Problem to work on — Work out how many lines of the data hold the string "subtitle", and reply with that number alone.

☆ ☆ ☆ ☆

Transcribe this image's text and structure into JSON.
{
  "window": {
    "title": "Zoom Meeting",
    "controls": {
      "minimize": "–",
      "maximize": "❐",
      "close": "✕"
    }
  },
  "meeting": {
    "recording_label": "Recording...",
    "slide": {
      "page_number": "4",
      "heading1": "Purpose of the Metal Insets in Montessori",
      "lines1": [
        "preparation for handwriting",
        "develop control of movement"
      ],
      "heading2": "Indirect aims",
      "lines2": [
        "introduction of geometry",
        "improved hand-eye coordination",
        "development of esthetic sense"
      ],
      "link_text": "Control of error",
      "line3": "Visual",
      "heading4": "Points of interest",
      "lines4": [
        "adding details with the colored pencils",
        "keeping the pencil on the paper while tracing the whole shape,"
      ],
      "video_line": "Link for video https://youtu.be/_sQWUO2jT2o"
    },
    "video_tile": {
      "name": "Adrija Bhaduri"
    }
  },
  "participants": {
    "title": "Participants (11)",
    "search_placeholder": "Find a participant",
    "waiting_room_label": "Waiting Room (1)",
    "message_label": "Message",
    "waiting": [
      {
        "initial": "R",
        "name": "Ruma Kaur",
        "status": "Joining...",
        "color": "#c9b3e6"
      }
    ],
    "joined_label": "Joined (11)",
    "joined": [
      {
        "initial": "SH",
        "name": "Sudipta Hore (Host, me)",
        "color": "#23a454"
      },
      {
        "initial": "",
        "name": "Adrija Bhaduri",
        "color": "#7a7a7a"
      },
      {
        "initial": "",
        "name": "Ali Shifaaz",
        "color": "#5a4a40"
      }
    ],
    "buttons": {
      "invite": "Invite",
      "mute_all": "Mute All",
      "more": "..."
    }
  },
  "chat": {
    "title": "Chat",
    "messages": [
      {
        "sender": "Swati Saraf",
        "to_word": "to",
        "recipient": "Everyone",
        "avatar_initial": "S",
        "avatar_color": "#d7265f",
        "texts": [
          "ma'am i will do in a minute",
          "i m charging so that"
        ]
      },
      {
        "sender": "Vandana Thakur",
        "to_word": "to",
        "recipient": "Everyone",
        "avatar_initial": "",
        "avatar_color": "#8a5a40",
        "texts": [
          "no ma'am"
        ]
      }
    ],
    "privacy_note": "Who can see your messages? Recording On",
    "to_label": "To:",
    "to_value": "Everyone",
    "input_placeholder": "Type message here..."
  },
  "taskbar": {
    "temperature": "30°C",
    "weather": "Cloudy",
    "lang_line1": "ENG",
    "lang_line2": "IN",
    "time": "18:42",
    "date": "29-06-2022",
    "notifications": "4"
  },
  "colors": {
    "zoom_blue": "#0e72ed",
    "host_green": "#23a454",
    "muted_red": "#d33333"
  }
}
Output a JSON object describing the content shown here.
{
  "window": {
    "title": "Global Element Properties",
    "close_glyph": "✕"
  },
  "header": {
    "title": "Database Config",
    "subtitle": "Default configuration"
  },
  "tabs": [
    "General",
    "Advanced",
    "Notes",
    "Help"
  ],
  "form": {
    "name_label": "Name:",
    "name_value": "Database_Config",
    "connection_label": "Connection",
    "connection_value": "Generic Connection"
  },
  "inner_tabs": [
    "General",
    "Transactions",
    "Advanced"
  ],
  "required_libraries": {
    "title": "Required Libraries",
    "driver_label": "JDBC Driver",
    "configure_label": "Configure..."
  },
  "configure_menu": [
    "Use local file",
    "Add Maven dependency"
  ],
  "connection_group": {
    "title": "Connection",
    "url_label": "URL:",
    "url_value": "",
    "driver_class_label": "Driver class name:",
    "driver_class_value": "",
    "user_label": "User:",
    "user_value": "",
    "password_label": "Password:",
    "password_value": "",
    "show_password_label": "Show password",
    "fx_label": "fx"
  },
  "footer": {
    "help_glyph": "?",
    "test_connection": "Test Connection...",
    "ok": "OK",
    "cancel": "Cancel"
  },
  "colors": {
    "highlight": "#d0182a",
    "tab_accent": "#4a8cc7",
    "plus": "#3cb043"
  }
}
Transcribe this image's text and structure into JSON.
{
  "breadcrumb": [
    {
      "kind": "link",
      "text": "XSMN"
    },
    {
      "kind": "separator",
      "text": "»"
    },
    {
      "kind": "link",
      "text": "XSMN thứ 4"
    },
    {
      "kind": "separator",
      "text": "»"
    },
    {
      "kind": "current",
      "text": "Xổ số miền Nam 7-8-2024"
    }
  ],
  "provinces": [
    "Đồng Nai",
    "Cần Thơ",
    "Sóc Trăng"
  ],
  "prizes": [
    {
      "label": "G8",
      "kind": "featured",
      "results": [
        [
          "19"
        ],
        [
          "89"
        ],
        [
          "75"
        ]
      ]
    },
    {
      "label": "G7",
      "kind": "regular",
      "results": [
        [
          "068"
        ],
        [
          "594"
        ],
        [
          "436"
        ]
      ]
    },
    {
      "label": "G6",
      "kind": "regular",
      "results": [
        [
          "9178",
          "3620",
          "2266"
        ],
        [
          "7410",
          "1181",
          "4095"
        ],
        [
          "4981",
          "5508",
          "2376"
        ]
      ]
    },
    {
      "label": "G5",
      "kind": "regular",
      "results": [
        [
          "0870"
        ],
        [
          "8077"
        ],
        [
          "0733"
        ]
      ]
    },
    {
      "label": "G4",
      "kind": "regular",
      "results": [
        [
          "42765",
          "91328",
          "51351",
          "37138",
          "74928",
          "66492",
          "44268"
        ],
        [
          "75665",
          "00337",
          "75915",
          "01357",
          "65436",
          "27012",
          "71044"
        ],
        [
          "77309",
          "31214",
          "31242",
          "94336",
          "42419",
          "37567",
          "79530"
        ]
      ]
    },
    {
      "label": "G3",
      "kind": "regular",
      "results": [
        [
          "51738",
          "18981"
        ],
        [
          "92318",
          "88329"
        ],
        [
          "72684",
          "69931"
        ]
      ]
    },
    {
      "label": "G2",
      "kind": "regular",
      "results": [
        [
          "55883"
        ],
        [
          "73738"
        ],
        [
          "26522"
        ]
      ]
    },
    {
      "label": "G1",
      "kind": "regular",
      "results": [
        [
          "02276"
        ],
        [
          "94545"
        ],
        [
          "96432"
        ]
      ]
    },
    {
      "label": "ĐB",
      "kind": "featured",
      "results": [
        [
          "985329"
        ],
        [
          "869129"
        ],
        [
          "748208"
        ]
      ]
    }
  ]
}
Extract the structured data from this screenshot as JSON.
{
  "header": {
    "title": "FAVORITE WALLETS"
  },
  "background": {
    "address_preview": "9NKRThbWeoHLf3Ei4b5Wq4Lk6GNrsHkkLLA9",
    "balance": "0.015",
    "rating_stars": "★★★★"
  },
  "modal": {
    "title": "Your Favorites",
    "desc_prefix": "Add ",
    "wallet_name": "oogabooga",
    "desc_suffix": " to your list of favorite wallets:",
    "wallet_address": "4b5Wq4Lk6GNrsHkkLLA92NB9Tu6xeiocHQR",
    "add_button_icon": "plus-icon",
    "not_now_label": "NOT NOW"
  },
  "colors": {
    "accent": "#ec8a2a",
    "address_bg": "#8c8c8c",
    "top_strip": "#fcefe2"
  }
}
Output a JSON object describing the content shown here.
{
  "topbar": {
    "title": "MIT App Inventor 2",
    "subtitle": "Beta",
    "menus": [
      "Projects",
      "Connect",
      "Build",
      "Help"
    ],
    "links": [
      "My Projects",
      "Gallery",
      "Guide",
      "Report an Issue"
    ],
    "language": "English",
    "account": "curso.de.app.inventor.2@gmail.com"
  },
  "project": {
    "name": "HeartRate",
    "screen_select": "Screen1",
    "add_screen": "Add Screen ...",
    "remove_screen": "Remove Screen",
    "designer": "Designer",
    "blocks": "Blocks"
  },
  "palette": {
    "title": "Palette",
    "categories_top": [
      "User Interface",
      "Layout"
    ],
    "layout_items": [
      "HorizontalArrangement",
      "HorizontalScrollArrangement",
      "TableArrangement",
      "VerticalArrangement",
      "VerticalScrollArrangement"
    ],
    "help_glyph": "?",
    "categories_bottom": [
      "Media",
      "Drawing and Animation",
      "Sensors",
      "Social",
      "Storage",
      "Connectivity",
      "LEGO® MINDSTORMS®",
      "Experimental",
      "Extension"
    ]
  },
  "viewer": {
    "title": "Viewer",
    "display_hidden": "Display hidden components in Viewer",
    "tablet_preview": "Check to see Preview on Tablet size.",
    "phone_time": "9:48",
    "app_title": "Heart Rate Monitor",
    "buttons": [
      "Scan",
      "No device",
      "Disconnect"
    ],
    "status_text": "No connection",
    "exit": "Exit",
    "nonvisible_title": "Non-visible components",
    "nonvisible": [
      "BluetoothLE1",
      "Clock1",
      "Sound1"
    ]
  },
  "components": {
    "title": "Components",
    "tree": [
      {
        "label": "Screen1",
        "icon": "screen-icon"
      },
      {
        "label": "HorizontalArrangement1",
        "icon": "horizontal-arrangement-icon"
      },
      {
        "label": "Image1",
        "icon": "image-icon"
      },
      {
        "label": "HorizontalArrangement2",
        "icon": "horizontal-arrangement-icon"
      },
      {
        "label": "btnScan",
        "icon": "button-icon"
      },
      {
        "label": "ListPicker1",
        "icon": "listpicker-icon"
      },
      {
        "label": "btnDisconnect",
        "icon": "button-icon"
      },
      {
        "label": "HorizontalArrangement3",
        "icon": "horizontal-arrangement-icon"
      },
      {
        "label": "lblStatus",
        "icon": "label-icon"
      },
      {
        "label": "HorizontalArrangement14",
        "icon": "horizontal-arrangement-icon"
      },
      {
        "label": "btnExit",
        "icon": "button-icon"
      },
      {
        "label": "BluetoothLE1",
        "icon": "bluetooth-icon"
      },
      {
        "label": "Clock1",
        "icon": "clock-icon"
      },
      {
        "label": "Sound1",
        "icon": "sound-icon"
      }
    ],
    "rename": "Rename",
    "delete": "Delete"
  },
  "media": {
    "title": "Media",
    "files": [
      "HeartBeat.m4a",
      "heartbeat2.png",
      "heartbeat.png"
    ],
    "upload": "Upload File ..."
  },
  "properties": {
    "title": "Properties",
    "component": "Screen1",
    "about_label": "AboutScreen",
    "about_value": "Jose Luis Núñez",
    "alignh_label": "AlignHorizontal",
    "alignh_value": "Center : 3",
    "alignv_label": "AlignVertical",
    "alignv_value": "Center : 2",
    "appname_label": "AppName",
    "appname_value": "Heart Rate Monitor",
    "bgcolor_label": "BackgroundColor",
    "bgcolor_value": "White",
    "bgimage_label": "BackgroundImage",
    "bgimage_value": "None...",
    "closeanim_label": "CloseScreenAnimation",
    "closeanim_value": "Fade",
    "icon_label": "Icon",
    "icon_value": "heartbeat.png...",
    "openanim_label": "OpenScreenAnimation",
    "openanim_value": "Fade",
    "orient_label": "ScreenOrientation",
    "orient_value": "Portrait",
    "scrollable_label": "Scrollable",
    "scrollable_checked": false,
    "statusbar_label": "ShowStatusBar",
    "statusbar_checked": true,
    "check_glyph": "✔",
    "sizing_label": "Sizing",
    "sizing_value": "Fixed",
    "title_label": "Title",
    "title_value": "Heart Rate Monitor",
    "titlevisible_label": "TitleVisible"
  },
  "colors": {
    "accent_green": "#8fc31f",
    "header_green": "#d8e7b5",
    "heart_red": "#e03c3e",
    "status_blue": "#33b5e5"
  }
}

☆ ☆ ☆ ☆

Answer to this problem — 2